The practice of correcting the legs of young horses surgically before they are offered at yearling auctions stirs up controversy. Some people believe it is a good thing because it allows the horses to be sounder when they race. Others say it allows horses with inferior conformation to succeed, making them more likely to contribute their defects to the Thoroughbred's genetic pool. Still others believe it shouldn't be done if it's not disclosed to buyers.
If you have concerns about the surgical correction of conformation, you might be pleased to hear what Mark Taylor of the Taylor Made Sales Agency had to say recently. He believes fewer breeders are having the legs of their young horses surgically corrected.
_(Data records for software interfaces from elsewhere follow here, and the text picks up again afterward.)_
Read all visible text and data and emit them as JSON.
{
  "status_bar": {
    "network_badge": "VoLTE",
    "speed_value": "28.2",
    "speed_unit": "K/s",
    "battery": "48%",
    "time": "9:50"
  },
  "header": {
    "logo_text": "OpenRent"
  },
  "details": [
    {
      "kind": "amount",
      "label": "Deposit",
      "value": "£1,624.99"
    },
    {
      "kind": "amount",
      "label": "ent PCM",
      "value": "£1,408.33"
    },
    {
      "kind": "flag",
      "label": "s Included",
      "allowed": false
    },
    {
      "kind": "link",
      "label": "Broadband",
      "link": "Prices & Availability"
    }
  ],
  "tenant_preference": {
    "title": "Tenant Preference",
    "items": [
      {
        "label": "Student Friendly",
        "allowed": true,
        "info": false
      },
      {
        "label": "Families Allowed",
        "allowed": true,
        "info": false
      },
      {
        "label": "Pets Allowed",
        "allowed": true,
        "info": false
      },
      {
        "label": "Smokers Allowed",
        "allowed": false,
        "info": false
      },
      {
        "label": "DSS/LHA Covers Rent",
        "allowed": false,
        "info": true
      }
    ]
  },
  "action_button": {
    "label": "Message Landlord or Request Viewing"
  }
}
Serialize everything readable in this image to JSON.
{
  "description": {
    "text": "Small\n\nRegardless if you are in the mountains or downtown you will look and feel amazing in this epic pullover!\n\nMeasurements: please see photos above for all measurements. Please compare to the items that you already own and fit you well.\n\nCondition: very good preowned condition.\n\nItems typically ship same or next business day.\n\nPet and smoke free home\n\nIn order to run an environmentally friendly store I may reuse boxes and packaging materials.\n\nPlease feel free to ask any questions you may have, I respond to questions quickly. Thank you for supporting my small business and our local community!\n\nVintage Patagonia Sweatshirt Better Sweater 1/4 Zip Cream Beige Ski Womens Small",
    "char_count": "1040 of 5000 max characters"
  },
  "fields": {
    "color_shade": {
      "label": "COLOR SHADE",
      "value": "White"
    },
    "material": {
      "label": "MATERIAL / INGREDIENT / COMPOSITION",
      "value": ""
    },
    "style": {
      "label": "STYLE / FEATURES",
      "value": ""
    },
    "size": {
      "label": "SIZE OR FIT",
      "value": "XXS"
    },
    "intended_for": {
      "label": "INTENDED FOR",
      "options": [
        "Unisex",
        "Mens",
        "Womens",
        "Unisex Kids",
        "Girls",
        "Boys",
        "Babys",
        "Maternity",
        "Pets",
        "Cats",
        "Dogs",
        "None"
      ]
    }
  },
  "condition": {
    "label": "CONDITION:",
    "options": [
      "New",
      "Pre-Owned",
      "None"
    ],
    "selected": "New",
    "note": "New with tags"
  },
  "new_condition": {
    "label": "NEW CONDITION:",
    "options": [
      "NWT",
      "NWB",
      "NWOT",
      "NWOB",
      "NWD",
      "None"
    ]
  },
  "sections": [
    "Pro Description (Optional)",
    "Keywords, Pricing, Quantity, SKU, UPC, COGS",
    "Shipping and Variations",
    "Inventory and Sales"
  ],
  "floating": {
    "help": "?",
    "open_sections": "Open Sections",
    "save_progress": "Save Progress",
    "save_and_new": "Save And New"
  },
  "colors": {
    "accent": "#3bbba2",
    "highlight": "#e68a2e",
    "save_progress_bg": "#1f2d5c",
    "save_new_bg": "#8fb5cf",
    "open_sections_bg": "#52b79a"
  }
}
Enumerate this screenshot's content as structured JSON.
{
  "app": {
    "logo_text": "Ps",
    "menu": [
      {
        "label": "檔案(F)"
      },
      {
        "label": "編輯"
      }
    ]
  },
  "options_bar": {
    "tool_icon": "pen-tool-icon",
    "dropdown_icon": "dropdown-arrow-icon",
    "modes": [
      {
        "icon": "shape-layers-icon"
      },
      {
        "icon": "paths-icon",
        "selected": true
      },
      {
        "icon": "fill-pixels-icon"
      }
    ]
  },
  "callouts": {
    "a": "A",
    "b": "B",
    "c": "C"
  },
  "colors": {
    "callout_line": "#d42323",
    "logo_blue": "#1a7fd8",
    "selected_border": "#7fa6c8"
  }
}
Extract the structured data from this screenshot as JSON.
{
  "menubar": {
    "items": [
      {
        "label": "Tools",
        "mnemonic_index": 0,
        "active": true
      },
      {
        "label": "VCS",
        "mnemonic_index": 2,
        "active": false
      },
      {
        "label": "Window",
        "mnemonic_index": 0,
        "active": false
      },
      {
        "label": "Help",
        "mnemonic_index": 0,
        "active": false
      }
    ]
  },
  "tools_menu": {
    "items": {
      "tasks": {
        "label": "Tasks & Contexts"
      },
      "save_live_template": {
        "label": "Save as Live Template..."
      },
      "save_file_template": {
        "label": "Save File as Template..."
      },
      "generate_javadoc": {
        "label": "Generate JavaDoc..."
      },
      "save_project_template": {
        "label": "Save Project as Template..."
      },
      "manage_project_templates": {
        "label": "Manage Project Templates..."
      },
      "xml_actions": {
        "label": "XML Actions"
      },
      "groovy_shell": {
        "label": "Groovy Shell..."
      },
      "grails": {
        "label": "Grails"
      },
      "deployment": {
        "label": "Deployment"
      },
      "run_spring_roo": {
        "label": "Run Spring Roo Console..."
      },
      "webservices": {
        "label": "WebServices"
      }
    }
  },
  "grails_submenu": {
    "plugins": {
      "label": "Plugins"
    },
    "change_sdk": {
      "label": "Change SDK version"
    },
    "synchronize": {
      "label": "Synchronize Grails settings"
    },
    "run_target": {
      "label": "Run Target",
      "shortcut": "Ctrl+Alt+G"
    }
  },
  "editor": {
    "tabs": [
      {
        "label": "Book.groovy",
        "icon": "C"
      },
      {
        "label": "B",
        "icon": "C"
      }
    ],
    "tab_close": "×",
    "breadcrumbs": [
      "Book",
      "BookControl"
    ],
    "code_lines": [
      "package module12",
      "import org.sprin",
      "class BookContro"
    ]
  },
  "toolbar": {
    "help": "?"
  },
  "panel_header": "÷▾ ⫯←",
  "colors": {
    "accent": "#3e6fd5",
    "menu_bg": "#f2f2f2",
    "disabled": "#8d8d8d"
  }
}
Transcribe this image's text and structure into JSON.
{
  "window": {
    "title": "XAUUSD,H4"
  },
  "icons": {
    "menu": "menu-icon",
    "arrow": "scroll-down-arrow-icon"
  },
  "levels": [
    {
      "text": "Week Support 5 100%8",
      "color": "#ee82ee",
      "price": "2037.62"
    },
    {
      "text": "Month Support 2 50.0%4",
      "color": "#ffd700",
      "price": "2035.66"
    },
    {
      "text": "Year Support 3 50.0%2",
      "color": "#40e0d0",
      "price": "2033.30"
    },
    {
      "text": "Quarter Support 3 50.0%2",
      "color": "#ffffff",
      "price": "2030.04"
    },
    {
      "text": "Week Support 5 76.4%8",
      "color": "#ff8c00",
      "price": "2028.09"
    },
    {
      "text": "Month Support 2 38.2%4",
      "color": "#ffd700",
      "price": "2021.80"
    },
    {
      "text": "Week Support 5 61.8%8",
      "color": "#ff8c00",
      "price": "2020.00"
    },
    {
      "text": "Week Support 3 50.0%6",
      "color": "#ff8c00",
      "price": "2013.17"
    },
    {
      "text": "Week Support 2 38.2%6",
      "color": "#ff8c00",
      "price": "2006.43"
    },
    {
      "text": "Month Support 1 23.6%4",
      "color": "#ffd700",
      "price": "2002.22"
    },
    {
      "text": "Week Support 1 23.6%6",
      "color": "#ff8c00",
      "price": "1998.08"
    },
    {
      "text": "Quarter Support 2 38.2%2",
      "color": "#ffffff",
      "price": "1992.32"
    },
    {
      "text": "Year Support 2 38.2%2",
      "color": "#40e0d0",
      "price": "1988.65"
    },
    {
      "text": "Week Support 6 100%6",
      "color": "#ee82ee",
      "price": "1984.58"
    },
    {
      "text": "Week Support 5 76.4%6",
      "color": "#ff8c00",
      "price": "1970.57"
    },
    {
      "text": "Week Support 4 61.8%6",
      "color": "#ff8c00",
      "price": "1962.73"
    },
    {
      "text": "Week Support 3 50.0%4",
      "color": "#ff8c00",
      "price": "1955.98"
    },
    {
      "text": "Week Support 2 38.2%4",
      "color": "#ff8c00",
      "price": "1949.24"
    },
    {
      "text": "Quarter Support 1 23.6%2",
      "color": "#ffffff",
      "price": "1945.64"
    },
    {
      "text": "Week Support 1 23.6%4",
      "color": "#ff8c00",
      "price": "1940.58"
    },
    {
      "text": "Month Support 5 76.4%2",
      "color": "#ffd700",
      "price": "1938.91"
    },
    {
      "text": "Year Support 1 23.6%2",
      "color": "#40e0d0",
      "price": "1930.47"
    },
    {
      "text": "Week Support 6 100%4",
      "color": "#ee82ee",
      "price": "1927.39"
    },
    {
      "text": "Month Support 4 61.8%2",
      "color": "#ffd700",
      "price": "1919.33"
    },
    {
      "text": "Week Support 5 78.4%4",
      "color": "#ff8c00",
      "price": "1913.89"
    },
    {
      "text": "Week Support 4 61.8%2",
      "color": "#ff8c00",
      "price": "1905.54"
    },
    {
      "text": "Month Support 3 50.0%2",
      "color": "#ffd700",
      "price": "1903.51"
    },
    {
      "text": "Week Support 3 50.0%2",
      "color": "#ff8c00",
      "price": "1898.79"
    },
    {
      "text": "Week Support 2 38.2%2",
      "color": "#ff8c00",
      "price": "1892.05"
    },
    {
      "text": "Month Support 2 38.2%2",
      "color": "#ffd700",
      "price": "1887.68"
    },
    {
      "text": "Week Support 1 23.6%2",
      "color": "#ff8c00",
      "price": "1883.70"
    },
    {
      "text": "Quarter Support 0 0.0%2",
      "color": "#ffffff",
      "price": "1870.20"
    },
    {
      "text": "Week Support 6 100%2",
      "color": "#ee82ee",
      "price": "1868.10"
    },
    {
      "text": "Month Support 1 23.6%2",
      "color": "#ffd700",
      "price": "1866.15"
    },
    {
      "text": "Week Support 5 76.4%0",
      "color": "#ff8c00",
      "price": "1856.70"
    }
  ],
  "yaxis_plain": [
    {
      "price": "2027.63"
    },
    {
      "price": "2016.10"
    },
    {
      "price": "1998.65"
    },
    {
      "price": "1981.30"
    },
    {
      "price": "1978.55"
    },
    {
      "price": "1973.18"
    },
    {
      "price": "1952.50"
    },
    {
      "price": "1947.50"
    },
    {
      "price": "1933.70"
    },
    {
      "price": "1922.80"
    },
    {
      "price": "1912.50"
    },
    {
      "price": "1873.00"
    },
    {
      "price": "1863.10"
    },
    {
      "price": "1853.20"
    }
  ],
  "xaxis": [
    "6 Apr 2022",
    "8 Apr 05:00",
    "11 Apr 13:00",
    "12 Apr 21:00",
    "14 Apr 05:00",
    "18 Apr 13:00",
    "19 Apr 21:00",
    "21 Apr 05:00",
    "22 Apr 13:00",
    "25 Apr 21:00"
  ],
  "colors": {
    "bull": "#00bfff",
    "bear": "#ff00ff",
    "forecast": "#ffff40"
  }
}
"You know how fads come and go," he said. "I think breeders were so pressured to produce the perfectly correct individual that they were doing a lot more corrective surgeries three or five years ago. To me, there has maybe been a decline in that. I'm seeing a few more horses that are maybe a little offset in the knee or maybe toe in a hair. I believe buyers look right past that anyway because they know a racehorse is a racehorse and it's not always the one with the absolute pristine conformation in front that's the best. This year, there are a few more yearlings that aren't quite perfect in front, but in general, they are very good-bodied horses."